*WHAT IS REQUIRED*
In the listing below, identify each line with the word "data" and return those lines.

*PROVIDED RECORDS*
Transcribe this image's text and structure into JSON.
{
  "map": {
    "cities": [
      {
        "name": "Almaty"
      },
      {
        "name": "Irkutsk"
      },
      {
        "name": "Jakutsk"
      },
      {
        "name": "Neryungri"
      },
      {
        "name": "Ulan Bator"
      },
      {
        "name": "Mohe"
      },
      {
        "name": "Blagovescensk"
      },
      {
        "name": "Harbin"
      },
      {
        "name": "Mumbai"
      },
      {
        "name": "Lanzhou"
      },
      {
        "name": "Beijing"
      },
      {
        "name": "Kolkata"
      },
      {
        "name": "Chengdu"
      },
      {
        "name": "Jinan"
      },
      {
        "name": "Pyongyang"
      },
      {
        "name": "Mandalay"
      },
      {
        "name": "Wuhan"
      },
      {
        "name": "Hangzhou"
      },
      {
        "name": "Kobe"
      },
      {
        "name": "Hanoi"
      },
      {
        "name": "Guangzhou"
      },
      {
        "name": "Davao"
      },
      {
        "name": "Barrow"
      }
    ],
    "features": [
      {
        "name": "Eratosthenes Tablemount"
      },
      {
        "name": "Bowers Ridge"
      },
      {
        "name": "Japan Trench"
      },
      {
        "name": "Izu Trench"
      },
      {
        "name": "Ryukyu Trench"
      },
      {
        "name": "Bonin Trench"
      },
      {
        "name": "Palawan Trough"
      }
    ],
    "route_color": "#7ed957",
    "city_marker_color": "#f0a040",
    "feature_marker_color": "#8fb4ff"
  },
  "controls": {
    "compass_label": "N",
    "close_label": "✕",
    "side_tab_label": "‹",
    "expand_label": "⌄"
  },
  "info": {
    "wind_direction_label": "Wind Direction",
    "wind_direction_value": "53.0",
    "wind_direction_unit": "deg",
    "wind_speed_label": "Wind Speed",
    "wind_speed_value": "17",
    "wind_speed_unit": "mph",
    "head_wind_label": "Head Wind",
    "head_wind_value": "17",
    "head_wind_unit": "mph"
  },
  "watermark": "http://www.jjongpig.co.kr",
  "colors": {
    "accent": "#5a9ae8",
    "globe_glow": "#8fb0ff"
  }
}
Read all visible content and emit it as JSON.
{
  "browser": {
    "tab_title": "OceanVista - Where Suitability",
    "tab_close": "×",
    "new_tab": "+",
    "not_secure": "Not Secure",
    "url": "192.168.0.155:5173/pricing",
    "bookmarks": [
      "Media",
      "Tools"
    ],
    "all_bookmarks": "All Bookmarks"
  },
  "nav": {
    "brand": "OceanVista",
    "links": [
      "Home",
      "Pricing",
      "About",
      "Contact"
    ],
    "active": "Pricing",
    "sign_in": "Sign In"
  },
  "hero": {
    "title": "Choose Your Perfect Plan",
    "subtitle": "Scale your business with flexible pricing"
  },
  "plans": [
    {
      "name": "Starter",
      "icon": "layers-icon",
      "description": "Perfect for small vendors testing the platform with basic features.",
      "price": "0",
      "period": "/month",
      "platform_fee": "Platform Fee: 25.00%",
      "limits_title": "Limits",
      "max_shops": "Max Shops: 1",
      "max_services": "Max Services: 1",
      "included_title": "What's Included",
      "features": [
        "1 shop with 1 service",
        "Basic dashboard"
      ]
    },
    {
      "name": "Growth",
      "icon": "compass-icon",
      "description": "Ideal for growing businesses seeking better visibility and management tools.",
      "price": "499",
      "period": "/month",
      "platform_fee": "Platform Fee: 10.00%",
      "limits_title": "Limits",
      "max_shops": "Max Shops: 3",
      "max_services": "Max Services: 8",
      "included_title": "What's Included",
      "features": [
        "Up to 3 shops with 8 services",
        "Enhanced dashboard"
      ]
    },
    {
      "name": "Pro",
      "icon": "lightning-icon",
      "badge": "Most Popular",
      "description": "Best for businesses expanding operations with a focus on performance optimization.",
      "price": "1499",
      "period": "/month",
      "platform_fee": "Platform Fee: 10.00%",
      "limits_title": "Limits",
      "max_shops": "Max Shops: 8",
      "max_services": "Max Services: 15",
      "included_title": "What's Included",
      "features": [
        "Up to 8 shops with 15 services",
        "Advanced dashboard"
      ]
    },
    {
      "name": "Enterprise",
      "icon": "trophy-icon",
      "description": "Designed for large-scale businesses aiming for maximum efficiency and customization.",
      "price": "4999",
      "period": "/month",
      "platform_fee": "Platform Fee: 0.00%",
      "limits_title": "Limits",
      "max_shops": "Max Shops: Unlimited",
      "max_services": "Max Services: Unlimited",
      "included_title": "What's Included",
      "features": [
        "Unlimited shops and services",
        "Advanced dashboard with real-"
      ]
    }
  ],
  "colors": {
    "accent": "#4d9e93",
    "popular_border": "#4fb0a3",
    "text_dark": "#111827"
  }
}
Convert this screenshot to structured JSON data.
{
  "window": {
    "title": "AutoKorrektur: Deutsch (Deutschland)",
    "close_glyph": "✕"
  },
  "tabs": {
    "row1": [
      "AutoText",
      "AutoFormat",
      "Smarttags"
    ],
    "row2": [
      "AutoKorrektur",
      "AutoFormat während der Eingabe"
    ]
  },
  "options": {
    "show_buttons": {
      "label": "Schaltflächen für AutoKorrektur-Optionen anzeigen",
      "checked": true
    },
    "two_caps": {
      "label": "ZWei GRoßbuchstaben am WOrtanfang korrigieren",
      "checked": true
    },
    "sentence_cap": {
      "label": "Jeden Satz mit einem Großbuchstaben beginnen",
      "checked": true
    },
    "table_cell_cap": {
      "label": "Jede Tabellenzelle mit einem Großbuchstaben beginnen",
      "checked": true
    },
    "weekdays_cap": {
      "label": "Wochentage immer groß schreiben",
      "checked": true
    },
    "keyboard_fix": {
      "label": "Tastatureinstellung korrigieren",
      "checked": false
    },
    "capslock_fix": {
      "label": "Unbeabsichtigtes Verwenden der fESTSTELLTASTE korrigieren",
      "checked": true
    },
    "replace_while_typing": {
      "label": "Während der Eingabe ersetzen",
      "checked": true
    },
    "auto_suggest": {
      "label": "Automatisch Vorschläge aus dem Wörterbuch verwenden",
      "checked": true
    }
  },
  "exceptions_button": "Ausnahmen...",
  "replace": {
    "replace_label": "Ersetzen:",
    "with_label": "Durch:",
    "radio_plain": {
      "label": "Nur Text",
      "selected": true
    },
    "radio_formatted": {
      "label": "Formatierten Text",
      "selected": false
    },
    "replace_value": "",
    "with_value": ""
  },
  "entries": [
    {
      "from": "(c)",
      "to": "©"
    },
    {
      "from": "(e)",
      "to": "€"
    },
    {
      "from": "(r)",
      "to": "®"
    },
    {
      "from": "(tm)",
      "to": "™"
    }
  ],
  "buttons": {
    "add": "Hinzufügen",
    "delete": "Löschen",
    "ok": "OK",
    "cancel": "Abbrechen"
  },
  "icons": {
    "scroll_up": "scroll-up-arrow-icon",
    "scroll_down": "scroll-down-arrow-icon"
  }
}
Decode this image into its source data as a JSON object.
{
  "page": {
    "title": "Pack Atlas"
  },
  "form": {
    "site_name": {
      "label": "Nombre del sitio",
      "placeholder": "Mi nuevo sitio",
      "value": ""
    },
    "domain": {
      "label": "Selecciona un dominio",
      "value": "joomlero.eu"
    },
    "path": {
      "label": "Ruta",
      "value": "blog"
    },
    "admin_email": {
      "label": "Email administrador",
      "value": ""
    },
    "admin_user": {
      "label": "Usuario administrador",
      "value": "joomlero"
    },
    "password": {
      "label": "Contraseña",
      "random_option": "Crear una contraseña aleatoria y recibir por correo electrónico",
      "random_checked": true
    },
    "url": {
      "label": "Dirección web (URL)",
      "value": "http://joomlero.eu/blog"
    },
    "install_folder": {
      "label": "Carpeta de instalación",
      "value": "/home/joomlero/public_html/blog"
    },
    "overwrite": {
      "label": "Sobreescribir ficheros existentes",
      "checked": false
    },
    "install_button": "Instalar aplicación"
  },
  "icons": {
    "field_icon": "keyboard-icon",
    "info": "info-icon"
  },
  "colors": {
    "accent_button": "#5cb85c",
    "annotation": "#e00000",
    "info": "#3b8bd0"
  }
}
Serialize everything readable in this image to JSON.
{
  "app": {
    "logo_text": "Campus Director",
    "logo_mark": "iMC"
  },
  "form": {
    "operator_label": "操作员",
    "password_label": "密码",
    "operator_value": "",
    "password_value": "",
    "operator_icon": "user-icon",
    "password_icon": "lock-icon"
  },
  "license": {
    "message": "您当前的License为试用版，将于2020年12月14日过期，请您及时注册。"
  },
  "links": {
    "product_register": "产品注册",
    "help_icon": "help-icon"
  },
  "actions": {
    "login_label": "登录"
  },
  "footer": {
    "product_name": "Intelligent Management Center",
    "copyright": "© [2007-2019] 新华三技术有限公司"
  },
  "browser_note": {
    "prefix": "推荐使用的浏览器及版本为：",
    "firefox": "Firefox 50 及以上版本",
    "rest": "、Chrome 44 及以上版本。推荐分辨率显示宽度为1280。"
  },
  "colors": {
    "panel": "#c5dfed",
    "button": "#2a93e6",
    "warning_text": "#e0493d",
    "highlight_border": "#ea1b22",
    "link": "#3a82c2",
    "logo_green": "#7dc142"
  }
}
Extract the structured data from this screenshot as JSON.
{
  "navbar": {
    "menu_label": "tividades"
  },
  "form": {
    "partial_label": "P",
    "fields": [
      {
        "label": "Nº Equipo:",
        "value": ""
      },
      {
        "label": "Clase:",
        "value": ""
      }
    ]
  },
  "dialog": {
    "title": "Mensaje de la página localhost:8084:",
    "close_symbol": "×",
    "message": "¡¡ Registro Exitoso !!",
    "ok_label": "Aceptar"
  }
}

*SOLUTION TO THIS EXERCISE*
Convert this screenshot to structured JSON data.
Decode this image into its source data as a JSON object.
Extract the structured data from this screenshot as JSON.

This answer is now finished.